- When you receive a friend request, check with that person via another means of communication if they sent you a friend request, before accepting.
- Don’t assume that someone is legitimate even if they have friends in common with you.
Beware “CEO Fraud”
Another scam that is currently a threat to organisations is what is known as “CEO Fraud” or also the “Friday Afternoon Scam”.
This threat involves a fraudster spoofing an email from the CEO of a firm, to someone in the accounts department. The email will ask the employee to send funds to an account under the premise of an urgent and confidential business deal. The email may instruct the employee to await a phone call from an intermediary in the deal, who will then call the employee and provide instructions for the bank transfer.
In the US, companies have lost over $2.3 billion to these scams.
- Treat any emails like this with extreme suspicion.
- Pay close attention to the email address that the message has been sent from – confirm it is correct.
- Create a company policy on processing ad-hoc transactions which requires the request is verified as legitimate through a second form of communication.
The most successful attacks are timed at the right moment, and it isn’t a coincidence. The best cyber criminals will quietly infiltrate business networks by phishing another employee and deploying malware which enables them to monitor communications in order to discover both how and when to strike. Through their access to similar accounts related correspondence, the criminals can figure out who they need to target and how to make their request appear more credible.
The email will then be sent at a time when the boss is out of the office.
Never Plug Anything into the USB Slots on Your Computer Unless…
… you know 100% that it is safe. If it hasn’t been given to you by someone you know and trust, or you haven’t bought it brand new, in sealed packaging from a trusted retailer or supplier, then you shouldn’t plug it in.
“Baiting” is a technique cyber criminals have been using to compromise business networks for a long time. USB memory sticks or flash drives are most commonly used, but anything that plugs in via USB can be made to deploy malware to a PC.
Criminals will leave USB sticks in locations where they will be found, for example the toilets in the building where their target company is located.
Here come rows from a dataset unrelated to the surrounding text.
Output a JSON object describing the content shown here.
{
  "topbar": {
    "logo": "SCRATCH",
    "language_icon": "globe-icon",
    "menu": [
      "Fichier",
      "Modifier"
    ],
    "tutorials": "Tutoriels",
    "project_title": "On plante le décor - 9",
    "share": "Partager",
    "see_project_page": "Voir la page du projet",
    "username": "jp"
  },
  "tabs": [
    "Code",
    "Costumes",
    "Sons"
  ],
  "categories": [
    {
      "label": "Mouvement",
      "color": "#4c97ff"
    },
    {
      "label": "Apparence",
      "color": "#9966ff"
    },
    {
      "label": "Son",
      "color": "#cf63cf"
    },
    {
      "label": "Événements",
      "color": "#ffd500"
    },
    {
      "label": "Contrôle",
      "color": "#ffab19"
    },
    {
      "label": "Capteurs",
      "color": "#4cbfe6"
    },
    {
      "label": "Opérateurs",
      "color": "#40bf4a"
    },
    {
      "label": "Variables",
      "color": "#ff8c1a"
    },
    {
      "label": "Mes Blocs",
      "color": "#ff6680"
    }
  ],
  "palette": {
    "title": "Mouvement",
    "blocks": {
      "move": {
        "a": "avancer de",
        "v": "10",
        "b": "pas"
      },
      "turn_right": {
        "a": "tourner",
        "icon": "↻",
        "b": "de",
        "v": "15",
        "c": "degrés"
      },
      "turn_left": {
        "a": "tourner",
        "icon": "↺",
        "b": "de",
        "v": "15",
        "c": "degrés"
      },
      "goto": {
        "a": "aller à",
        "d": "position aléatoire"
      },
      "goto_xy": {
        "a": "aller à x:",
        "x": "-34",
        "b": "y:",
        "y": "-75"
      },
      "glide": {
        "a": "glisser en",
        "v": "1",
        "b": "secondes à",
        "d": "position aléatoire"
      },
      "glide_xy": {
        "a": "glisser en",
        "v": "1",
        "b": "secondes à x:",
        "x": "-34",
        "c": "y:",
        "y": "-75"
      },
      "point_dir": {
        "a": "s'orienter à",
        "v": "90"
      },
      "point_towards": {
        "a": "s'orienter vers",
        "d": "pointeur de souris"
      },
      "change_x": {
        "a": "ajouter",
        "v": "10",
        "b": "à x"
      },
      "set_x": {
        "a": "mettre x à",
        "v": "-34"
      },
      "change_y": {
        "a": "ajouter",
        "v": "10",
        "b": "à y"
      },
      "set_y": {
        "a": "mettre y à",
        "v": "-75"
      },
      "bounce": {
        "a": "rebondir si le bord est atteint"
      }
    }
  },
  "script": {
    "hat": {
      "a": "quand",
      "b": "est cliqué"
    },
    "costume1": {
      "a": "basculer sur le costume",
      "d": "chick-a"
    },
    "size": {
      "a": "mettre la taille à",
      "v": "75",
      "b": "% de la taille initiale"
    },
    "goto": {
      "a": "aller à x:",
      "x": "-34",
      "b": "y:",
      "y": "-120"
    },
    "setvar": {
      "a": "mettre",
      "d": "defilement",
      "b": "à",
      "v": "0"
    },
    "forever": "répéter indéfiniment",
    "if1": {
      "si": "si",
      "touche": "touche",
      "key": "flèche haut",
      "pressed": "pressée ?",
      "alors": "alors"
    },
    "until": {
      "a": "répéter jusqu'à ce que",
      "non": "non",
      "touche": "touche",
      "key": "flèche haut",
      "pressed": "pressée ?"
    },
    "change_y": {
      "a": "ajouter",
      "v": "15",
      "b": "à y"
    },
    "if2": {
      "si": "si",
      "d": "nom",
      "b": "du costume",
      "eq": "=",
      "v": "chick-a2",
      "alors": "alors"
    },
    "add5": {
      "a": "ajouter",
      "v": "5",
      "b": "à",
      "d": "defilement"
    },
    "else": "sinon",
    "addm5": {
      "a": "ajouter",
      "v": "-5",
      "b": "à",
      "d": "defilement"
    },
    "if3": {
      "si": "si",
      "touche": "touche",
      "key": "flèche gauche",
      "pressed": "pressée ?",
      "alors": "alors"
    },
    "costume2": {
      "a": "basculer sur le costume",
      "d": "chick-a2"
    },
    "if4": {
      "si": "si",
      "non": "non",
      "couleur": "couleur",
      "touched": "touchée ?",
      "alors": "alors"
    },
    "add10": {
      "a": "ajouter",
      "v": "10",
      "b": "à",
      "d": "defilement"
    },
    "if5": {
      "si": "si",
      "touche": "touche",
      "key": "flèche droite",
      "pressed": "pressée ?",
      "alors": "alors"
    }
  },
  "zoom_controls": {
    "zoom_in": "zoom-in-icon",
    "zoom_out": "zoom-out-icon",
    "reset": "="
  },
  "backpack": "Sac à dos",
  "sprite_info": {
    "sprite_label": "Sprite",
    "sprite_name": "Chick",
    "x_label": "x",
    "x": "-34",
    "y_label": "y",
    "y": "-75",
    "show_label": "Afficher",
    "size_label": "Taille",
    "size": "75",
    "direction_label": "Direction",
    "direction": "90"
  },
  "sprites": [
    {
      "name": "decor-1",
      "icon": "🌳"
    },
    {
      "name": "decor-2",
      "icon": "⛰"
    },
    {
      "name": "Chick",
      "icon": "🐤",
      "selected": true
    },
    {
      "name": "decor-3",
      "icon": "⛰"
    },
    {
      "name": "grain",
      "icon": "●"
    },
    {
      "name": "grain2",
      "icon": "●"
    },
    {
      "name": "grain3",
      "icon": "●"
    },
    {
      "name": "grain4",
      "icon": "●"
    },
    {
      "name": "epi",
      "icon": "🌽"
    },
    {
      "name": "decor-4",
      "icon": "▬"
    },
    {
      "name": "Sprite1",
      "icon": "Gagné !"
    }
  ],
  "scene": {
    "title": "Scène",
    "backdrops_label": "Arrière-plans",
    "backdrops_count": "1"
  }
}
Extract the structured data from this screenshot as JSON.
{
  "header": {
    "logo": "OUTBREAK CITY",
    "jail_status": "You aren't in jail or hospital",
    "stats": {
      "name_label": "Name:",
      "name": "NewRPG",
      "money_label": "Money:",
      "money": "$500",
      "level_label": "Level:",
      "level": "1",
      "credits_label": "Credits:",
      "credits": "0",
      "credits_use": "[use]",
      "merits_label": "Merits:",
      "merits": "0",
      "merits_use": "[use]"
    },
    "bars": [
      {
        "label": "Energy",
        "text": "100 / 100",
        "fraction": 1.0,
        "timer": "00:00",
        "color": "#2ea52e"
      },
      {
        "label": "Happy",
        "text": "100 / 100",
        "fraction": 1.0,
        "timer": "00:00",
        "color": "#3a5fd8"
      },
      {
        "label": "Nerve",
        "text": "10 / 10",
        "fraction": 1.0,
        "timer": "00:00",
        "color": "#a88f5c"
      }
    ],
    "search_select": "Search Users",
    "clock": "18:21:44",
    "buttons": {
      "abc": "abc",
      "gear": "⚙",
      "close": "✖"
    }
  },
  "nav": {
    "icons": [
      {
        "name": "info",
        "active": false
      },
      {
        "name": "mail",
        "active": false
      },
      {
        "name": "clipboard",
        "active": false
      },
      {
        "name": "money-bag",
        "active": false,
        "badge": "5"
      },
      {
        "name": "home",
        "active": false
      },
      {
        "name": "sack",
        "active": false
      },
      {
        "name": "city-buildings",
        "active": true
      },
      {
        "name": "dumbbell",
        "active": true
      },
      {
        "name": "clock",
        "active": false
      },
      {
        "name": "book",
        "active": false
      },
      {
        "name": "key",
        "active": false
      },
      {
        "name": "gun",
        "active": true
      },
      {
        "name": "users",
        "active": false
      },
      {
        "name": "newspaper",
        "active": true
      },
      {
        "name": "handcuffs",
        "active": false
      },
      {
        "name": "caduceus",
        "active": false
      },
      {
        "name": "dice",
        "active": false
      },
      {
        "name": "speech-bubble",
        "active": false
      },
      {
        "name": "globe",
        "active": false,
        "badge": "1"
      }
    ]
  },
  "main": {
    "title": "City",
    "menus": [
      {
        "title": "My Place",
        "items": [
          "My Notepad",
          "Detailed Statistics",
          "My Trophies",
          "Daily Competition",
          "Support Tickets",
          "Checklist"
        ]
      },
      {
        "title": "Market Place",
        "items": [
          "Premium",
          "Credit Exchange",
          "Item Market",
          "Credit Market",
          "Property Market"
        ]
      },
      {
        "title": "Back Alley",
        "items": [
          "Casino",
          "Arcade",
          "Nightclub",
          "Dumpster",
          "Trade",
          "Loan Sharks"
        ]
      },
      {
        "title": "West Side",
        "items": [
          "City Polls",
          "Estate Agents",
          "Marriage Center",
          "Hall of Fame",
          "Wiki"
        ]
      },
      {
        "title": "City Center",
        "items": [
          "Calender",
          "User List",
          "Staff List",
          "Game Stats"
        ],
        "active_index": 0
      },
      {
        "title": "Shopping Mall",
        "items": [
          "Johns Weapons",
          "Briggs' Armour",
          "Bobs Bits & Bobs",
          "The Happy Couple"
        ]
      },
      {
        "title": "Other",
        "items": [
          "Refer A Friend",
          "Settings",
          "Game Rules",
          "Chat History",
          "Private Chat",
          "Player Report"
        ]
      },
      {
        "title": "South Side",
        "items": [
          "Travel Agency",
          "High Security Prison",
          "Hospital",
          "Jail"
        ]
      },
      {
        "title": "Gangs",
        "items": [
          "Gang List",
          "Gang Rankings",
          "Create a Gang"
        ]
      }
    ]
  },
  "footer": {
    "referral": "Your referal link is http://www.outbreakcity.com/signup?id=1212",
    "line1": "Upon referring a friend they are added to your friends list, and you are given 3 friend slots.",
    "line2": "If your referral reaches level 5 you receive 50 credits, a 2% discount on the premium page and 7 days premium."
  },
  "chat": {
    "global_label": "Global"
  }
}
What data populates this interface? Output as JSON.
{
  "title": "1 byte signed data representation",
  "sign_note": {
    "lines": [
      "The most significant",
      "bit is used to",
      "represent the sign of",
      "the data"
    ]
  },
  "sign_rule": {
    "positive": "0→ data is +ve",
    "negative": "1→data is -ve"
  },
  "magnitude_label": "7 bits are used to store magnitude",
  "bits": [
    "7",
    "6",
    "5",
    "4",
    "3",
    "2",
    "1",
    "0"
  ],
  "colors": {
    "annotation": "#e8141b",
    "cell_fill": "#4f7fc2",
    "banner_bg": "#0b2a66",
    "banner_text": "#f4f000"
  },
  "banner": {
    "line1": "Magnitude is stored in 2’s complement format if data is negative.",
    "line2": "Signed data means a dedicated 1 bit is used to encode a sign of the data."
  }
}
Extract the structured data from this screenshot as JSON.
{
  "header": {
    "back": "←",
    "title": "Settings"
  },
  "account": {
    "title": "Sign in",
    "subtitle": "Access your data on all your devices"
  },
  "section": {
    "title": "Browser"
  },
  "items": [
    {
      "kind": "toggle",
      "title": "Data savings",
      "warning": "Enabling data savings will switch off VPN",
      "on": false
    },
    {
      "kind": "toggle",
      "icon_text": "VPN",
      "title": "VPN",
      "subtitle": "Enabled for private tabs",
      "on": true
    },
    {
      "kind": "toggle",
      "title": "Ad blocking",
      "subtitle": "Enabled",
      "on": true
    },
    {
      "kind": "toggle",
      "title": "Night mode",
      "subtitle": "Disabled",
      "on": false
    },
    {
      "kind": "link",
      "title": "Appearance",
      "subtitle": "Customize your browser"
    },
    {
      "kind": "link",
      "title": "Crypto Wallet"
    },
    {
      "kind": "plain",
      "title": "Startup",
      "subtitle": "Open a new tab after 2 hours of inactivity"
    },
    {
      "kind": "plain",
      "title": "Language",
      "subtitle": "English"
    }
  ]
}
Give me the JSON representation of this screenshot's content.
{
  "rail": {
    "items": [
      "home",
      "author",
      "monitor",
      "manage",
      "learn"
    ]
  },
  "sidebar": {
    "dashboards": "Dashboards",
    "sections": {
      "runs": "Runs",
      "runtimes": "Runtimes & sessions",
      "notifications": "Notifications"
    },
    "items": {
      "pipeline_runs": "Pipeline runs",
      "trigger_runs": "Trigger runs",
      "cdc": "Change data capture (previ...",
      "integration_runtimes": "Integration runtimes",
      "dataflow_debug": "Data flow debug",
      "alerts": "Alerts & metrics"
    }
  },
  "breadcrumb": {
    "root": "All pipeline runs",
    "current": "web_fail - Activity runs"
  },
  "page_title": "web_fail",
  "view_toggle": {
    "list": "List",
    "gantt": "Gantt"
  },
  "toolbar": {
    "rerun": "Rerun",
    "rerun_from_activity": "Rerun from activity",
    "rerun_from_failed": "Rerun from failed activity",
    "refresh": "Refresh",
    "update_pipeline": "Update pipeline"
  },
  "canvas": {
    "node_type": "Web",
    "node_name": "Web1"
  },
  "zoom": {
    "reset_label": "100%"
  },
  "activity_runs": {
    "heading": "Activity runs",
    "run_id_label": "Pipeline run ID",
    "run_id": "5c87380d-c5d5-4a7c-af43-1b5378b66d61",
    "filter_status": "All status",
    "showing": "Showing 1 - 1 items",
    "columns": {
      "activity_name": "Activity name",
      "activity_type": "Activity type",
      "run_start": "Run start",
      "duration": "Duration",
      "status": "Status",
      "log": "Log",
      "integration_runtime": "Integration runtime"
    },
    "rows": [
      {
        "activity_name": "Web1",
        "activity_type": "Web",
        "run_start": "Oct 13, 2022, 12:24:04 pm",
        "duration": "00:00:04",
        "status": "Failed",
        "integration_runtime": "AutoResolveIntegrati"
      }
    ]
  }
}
This usually plays on the human sense of curiosity, so they might label the memory stick something like “Company Salaries 2016” or “Confidential”. Alternatively, an interesting or novelty USB device will be left around as the finder may be more likely to want to use it.
Compromising business networks in this way allows the cyber criminals to cause disruption, bring systems down, or stay in the background monitoring communications and gathering information to help with other crimes (e.g. CEO Fraud as mentioned above).
Another way employees can be tricked to allow cyber criminals a route into a business is through Public WiFi.
Connecting to Public WiFi in Coffee Shops a Security Risk?
When you choose a free WiFi hotspot to connect to, you could actually be connecting to one set up by a hacker using a cheap, easy to get hold of device as shown in the image. They are then able to sit in between you and the internet, collecting all of the information you send to and receive from websites. This could be anything, such as log-in details.
This is known as a “man in the middle attack”. The criminal can also hi-jack your browser, push notifications to your device to download “updates” that are actually malware, or re-direct you to sites that look like the ones you visit, but contain malware. This malware can then spread inside a business network after you disconnect and go back to work.